(Source records)

__________________________________________________

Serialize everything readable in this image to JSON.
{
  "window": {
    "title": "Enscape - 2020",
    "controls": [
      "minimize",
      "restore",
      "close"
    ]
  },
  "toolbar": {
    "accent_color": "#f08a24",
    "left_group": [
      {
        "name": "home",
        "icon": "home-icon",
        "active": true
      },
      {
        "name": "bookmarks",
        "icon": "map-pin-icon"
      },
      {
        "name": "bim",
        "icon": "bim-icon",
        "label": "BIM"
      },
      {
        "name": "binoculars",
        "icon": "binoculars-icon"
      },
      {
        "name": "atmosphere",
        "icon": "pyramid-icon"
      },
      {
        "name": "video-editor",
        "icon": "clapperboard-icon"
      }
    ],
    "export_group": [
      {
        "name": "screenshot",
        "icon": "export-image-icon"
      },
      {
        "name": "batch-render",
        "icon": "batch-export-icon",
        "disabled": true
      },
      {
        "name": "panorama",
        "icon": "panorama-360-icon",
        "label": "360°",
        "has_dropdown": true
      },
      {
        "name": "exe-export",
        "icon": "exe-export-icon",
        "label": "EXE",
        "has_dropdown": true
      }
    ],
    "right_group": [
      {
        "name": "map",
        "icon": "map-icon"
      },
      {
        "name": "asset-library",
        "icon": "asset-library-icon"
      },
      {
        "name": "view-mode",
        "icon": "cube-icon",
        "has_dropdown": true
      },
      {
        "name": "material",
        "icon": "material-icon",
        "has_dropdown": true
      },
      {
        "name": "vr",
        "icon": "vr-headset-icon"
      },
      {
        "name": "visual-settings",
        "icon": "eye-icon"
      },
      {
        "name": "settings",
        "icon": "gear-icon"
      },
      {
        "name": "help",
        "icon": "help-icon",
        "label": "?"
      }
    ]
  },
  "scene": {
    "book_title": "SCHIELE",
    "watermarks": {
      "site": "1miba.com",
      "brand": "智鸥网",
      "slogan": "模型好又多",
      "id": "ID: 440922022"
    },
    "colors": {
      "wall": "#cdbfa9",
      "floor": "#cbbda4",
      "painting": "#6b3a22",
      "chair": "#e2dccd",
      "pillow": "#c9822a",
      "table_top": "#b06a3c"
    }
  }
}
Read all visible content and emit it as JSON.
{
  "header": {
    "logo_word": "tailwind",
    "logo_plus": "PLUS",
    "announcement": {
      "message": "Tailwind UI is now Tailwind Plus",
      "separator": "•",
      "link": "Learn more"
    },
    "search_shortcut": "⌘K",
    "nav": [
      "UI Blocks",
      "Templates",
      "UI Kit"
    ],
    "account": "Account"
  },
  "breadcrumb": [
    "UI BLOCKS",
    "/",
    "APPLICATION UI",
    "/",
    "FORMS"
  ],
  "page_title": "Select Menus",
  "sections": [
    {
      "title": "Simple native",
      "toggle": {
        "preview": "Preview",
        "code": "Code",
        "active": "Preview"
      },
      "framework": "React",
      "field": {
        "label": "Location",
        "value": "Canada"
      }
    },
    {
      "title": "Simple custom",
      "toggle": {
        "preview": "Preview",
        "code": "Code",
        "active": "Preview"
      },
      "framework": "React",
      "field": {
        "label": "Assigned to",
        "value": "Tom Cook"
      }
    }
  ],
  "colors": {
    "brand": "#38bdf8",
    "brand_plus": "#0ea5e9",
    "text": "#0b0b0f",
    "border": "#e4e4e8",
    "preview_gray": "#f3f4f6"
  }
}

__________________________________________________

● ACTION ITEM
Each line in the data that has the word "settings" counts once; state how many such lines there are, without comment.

● YOUR RESPONSE
2